## [What to do]
Below are some records. Pull every line that contains the word "title".

## [Material for the task]
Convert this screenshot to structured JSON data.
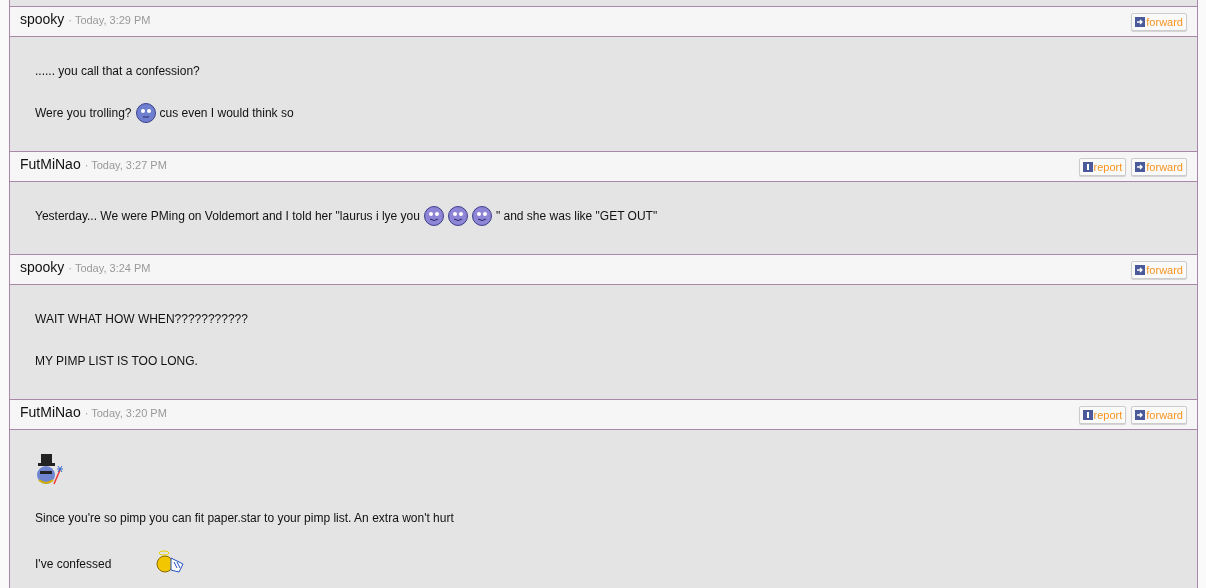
{
  "posts": [
    {
      "author": "spooky",
      "time": "· Today, 3:29 PM",
      "actions": [
        {
          "kind": "forward",
          "label": "forward"
        }
      ],
      "lines": [
        [
          {
            "kind": "text",
            "text": "...... you call that a confession?"
          }
        ],
        [
          {
            "kind": "text",
            "text": "Were you trolling?"
          },
          {
            "kind": "flat-face"
          },
          {
            "kind": "text",
            "text": "cus even I would think so"
          }
        ]
      ]
    },
    {
      "author": "FutMiNao",
      "time": "· Today, 3:27 PM",
      "actions": [
        {
          "kind": "report",
          "label": "report"
        },
        {
          "kind": "forward",
          "label": "forward"
        }
      ],
      "lines": [
        [
          {
            "kind": "text",
            "text": "Yesterday... We were PMing on Voldemort and I told her \"laurus i lye you"
          },
          {
            "kind": "smile-face"
          },
          {
            "kind": "smile-face"
          },
          {
            "kind": "smile-face"
          },
          {
            "kind": "text",
            "text": "\" and she was like \"GET OUT\""
          }
        ]
      ]
    },
    {
      "author": "spooky",
      "time": "· Today, 3:24 PM",
      "actions": [
        {
          "kind": "forward",
          "label": "forward"
        }
      ],
      "lines": [
        [
          {
            "kind": "text",
            "text": "WAIT WHAT HOW WHEN???????????"
          }
        ],
        [
          {
            "kind": "text",
            "text": "MY PIMP LIST IS TOO LONG."
          }
        ]
      ]
    },
    {
      "author": "FutMiNao",
      "time": "· Today, 3:20 PM",
      "actions": [
        {
          "kind": "report",
          "label": "report"
        },
        {
          "kind": "forward",
          "label": "forward"
        }
      ],
      "lines": [
        [
          {
            "kind": "wizard"
          }
        ],
        [
          {
            "kind": "text",
            "text": "Since you're so pimp you can fit paper.star to your pimp list. An extra won't hurt"
          }
        ],
        [
          {
            "kind": "text",
            "text": "I've confessed"
          },
          {
            "kind": "angel"
          }
        ]
      ]
    }
  ]
}
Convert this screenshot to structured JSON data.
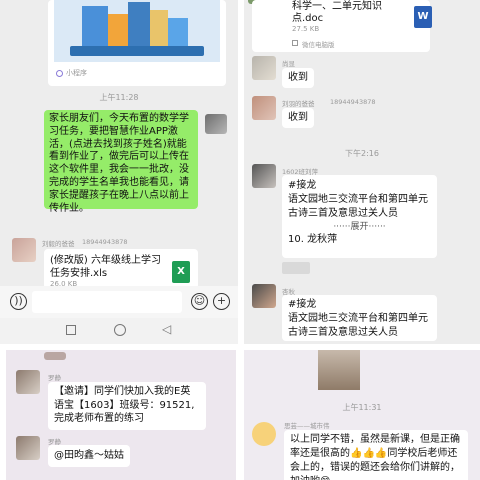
{
  "top_left": {
    "card_source": "小程序",
    "time1": "上午11:28",
    "green_message": "家长朋友们，今天布置的数学学习任务，要把智慧作业APP激活，(点进去找到孩子姓名)就能看到作业了，做完后可以上传在这个软件里，我会一一批改，没完成的学生名单我也能看见，请家长提醒孩子在晚上八点以前上传作业。",
    "file_sender": "刘毅的爸爸",
    "file_sender_phone": "18944943878",
    "file_name": "(修改版) 六年级线上学习任务安排.xls",
    "file_size": "26.0 KB",
    "file_icon": "X",
    "input_icons": [
      "voice-icon",
      "emoji-icon",
      "plus-icon"
    ],
    "nav_icons": [
      "square-icon",
      "circle-icon",
      "triangle-icon"
    ]
  },
  "top_right": {
    "doc_name": "科学一、二单元知识点.doc",
    "doc_size": "27.5 KB",
    "doc_icon": "W",
    "doc_source": "微信电脑版",
    "sender1": "尚显",
    "reply1": "收到",
    "sender2": "刘羽的爸爸",
    "sender2_phone": "18944943878",
    "reply2": "收到",
    "time2": "下午2:16",
    "sender3": "1602班刘萍",
    "jielong1": "#接龙\n语文园地三交流平台和第四单元古诗三首及意思过关人员",
    "expand": "展开",
    "jielong1_last": "10. 龙秋萍",
    "sender4": "杏秋",
    "jielong2": "#接龙\n语文园地三交流平台和第四单元古诗三首及意思过关人员"
  },
  "bottom_left": {
    "sender1": "罗静",
    "message1": "【邀请】同学们快加入我的E英语宝【1603】班级号：91521,完成老师布置的练习",
    "sender2": "罗静",
    "message2": "@田昀鑫～姑姑"
  },
  "bottom_right": {
    "time": "上午11:31",
    "sender": "思芸——城市伟",
    "message": "以上同学不错，虽然是新课，但是正确率还是很高的👍👍👍同学校后老师还会上的，错误的题还会给你们讲解的，加油哟😊"
  }
}
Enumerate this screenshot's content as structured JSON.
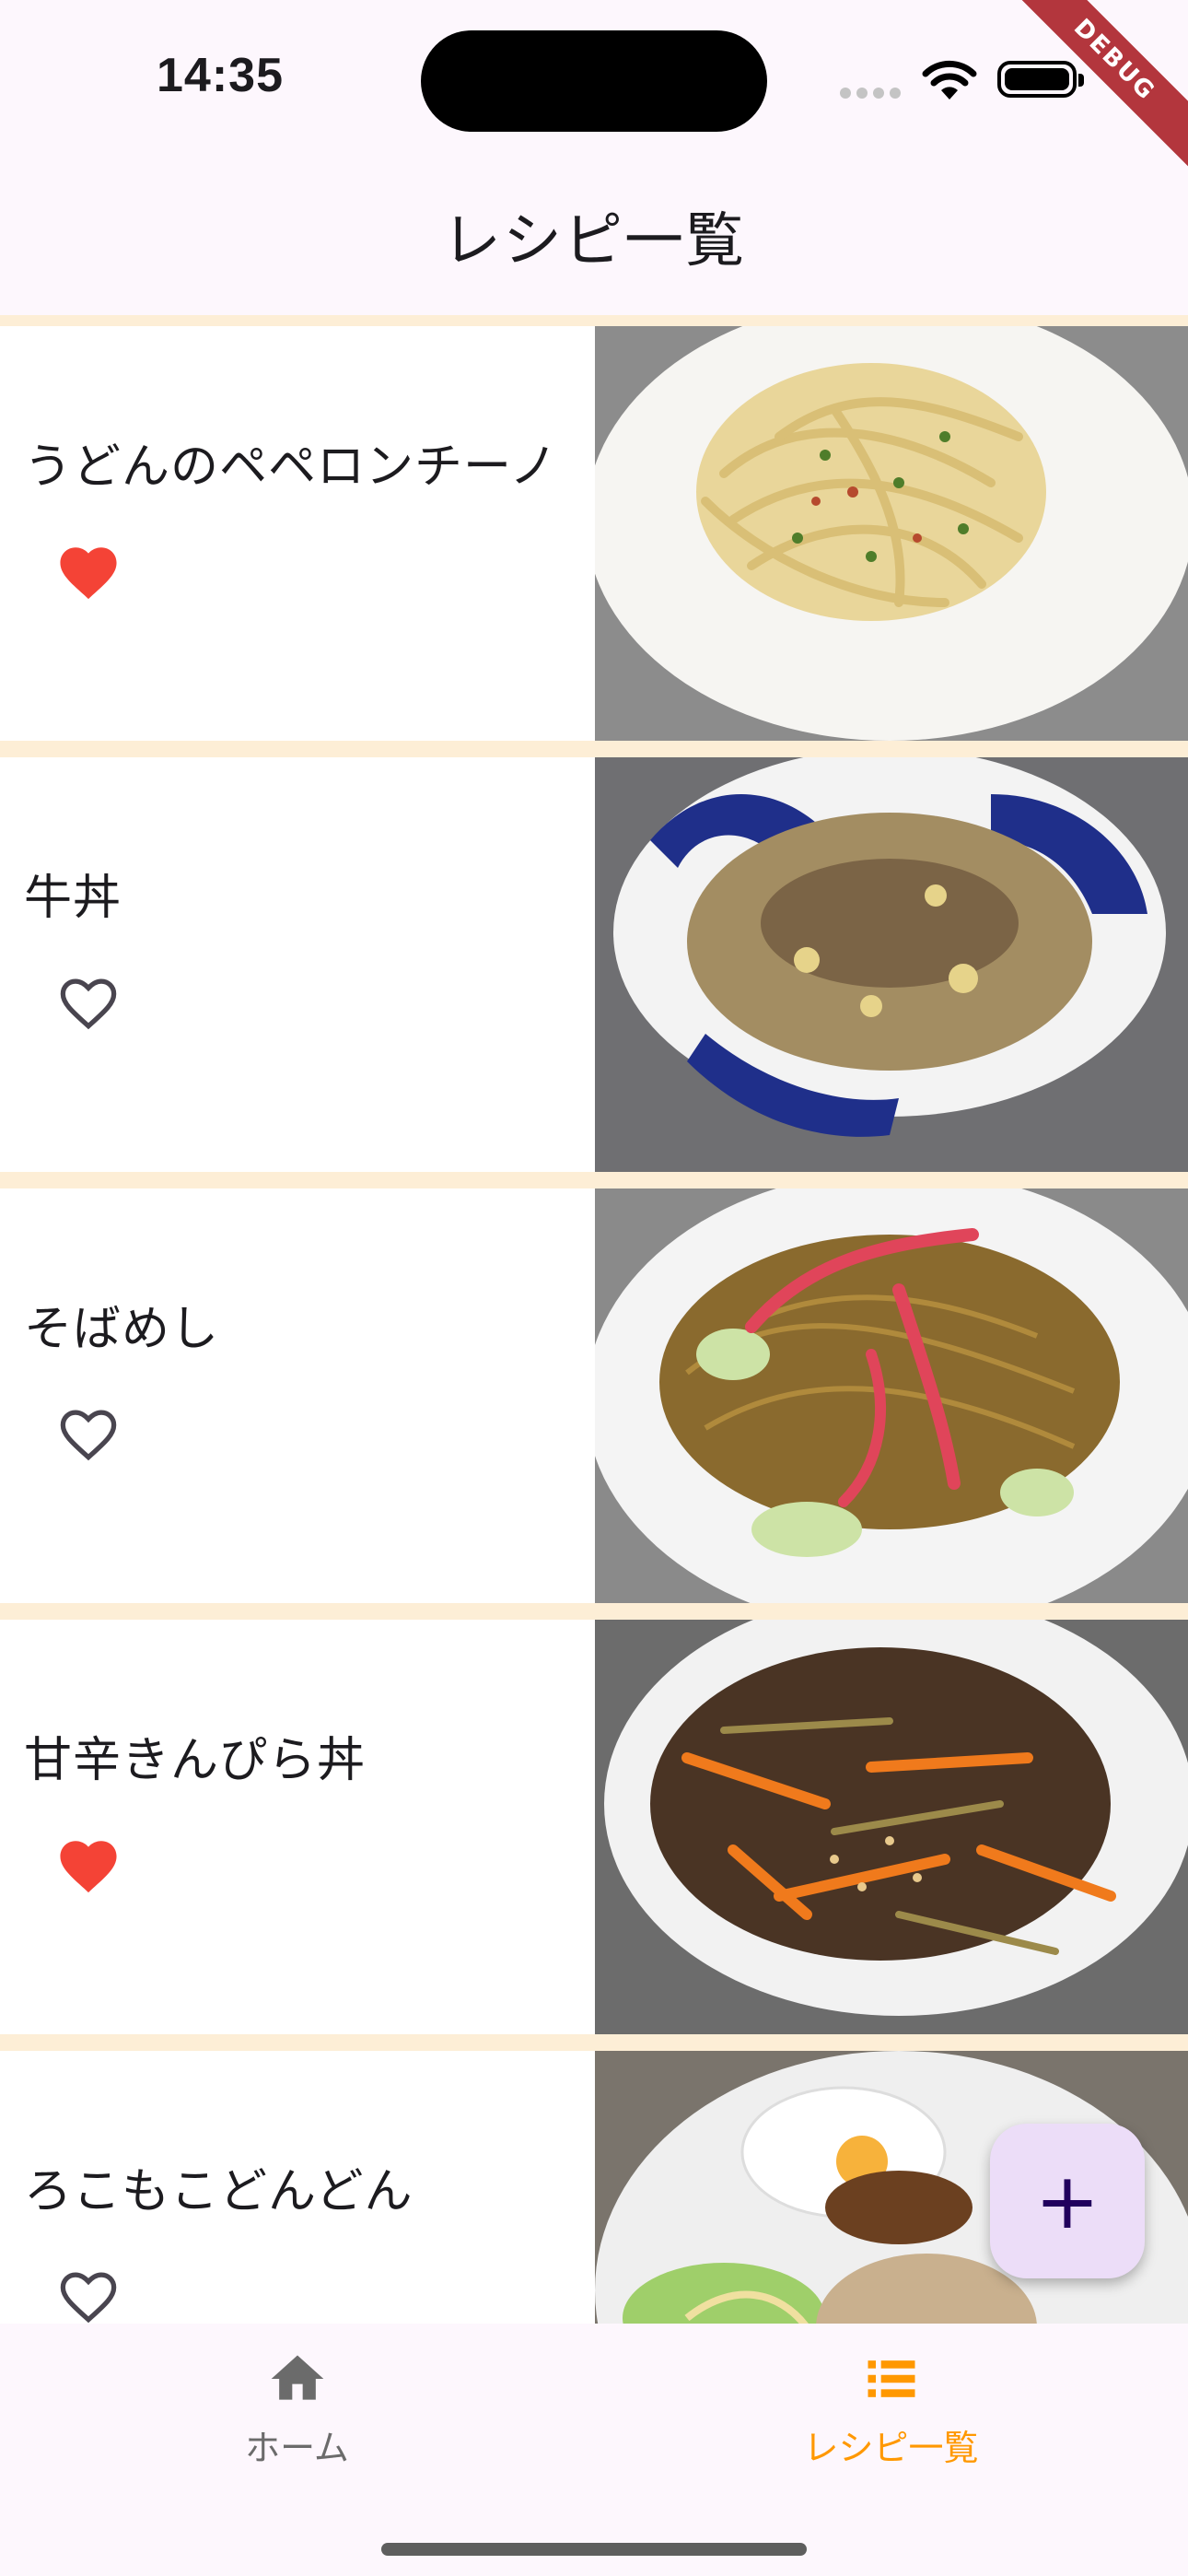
{
  "status_bar": {
    "time": "14:35"
  },
  "debug_banner": "DEBUG",
  "app_bar": {
    "title": "レシピ一覧"
  },
  "recipes": [
    {
      "title": "うどんのペペロンチーノ",
      "favorite": true
    },
    {
      "title": "牛丼",
      "favorite": false
    },
    {
      "title": "そばめし",
      "favorite": false
    },
    {
      "title": "甘辛きんぴら丼",
      "favorite": true
    },
    {
      "title": "ろこもこどんどん",
      "favorite": false
    }
  ],
  "fab": {
    "icon": "plus-icon",
    "label": "+"
  },
  "bottom_nav": {
    "items": [
      {
        "label": "ホーム",
        "icon": "home-icon",
        "selected": false
      },
      {
        "label": "レシピ一覧",
        "icon": "list-icon",
        "selected": true
      }
    ]
  },
  "colors": {
    "background": "#fdf7fd",
    "divider": "#fdeed6",
    "favorite": "#f44336",
    "accent": "#ff9800",
    "nav_inactive": "#6b6b6b",
    "fab": "#ecddf8"
  }
}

## [Answer to the exercise]
    "title": "レシピ一覧"
      "title": "うどんのペペロンチーノ",
      "title": "牛丼",
      "title": "そばめし",
      "title": "甘辛きんぴら丼",
      "title": "ろこもこどんどん",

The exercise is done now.